> **What needs to be done**:
Lines below that hold the word "avatar" must be copied in full.

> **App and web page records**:
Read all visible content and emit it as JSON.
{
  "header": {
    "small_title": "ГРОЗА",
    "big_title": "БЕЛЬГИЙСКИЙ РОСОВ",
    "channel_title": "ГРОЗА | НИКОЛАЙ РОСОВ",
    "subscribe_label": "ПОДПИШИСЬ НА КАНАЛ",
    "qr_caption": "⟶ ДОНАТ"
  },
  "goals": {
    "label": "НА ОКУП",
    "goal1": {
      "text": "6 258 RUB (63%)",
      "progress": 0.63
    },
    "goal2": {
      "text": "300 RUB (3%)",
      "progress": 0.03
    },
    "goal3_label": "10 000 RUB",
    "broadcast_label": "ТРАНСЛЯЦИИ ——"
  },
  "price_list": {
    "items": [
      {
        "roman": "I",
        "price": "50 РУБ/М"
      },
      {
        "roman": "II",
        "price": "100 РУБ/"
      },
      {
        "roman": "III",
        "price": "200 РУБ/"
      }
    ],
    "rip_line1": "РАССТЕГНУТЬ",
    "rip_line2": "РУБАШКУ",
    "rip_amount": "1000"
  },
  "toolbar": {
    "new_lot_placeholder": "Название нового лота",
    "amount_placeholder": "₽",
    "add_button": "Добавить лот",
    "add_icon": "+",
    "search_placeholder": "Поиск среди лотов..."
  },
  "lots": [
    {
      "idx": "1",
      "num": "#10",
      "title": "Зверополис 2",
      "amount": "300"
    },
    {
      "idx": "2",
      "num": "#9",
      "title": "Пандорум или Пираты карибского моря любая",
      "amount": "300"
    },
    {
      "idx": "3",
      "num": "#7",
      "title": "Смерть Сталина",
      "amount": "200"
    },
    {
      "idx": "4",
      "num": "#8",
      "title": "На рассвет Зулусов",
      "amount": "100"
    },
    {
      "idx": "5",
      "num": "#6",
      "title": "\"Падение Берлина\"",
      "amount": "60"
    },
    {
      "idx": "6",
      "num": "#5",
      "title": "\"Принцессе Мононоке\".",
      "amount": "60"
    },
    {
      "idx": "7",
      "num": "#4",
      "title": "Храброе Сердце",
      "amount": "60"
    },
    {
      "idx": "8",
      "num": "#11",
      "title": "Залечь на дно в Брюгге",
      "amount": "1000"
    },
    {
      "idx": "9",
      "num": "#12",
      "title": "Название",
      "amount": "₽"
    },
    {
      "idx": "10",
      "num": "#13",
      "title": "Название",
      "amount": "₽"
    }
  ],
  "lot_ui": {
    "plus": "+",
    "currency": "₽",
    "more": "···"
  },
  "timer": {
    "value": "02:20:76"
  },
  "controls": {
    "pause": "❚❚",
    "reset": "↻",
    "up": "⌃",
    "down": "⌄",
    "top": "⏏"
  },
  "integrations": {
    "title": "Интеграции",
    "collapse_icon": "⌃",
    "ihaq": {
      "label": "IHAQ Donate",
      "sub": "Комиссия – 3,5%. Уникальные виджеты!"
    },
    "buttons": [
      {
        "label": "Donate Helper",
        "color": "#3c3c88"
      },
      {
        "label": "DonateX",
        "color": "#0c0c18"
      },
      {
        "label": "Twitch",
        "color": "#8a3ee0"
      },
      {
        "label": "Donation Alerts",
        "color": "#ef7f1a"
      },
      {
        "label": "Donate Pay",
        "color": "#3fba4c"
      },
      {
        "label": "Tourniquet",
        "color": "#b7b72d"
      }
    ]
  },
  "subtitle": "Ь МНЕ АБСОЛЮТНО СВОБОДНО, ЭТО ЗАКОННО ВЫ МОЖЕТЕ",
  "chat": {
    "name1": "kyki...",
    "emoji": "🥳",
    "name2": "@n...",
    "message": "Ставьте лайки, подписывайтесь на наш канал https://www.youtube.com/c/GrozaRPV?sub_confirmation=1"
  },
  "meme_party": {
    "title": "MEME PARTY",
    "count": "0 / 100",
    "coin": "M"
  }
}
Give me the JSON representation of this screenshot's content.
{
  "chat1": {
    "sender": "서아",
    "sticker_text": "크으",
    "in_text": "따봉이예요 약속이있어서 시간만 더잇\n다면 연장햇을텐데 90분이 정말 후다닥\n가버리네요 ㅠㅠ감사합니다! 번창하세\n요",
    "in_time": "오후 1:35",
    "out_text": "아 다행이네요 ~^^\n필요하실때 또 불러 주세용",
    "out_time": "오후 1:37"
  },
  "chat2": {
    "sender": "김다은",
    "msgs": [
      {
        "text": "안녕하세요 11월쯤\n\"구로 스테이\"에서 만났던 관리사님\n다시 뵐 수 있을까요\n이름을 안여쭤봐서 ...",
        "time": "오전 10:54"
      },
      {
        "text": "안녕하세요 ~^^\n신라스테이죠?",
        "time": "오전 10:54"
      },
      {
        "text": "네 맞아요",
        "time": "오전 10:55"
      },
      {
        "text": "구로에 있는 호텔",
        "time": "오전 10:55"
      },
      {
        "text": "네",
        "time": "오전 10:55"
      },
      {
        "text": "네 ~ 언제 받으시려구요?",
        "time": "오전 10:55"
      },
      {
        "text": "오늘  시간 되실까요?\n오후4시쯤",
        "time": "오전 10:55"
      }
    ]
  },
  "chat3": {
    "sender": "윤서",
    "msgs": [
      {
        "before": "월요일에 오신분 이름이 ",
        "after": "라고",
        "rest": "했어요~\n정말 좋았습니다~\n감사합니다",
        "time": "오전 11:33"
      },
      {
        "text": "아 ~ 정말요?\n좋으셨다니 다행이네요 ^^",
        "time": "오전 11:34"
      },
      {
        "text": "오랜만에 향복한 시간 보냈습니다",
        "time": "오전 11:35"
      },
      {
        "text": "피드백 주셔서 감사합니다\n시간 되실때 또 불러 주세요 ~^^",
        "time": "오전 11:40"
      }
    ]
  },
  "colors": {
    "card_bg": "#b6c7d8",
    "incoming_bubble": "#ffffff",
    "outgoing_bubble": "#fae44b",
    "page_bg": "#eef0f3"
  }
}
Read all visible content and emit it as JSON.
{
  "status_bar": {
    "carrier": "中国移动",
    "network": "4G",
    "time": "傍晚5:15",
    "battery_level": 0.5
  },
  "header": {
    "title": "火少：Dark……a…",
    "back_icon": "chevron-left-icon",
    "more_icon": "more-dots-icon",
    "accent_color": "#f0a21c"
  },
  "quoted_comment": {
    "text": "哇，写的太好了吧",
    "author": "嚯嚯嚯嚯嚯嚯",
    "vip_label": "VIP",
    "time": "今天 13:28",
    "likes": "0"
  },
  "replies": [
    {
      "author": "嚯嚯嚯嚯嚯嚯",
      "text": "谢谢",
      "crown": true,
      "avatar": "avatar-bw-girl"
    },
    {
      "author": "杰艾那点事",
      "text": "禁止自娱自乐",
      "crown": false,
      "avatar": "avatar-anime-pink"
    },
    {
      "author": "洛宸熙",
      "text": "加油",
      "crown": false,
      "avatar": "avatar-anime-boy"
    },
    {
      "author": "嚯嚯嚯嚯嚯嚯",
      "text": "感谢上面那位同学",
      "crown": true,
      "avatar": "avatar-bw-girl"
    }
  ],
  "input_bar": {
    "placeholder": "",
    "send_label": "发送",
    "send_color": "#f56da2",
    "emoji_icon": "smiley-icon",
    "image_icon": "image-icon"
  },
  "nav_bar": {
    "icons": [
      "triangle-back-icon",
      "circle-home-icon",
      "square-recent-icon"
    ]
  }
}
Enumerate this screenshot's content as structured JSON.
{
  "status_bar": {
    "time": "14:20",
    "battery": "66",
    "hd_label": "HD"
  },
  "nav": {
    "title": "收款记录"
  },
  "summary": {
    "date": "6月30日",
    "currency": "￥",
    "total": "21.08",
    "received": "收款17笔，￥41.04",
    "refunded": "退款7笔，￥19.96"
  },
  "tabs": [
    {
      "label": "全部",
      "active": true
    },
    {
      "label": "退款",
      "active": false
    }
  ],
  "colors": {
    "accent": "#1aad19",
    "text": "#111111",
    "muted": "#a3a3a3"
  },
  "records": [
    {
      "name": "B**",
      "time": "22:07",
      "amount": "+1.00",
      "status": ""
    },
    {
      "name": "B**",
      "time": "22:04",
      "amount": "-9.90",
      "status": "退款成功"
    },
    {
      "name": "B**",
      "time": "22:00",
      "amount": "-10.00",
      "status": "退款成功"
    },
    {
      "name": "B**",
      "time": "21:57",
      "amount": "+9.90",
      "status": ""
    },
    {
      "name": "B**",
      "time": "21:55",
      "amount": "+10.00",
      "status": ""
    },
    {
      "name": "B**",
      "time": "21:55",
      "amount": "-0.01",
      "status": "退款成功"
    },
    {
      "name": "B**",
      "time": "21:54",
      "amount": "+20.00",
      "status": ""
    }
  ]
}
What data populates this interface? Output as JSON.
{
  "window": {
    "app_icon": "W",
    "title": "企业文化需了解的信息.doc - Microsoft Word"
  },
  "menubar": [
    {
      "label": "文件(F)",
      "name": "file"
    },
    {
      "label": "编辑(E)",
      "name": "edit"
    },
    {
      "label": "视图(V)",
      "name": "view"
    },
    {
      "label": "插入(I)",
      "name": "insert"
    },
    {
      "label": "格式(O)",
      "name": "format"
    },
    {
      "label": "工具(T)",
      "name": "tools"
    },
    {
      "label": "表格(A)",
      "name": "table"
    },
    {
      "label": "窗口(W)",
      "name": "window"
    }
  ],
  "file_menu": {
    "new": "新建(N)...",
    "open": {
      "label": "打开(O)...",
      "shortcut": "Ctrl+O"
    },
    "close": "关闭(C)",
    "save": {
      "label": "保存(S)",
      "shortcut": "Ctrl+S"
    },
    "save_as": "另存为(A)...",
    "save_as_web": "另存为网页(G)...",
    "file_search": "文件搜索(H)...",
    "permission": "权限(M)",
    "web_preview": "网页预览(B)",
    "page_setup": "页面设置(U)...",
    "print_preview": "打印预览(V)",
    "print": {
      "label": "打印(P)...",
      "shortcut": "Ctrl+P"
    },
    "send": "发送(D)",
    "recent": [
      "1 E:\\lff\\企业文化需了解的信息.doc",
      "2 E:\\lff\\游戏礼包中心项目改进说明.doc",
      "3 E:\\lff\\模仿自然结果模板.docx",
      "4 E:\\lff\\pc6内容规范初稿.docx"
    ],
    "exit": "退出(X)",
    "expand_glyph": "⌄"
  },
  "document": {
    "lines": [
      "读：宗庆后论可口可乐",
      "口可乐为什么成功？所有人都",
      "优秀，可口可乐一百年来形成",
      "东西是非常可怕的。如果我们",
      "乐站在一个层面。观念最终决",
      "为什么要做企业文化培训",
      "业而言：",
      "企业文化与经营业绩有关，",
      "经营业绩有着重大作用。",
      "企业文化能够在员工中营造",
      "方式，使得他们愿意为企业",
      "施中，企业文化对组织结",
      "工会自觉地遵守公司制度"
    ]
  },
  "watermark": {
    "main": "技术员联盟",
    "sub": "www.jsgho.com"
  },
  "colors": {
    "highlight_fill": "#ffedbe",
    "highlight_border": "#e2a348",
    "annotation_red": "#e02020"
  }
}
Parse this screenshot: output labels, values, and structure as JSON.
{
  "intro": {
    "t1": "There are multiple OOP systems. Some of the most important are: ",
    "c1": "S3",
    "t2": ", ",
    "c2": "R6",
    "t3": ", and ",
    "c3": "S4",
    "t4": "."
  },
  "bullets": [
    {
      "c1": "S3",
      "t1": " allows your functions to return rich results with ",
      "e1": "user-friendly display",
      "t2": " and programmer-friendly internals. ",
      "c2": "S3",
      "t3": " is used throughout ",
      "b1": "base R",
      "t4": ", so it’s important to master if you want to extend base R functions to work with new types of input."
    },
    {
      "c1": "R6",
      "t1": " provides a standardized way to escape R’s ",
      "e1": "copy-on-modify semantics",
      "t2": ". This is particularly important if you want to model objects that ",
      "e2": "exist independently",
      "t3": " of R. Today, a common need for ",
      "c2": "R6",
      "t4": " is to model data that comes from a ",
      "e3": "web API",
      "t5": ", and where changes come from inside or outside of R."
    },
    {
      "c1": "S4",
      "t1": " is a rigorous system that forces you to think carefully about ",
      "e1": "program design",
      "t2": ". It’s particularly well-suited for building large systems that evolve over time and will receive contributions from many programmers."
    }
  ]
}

> **Reply**:
      "avatar": "avatar-bw-girl"
      "avatar": "avatar-anime-pink"
      "avatar": "avatar-anime-boy"
      "avatar": "avatar-bw-girl"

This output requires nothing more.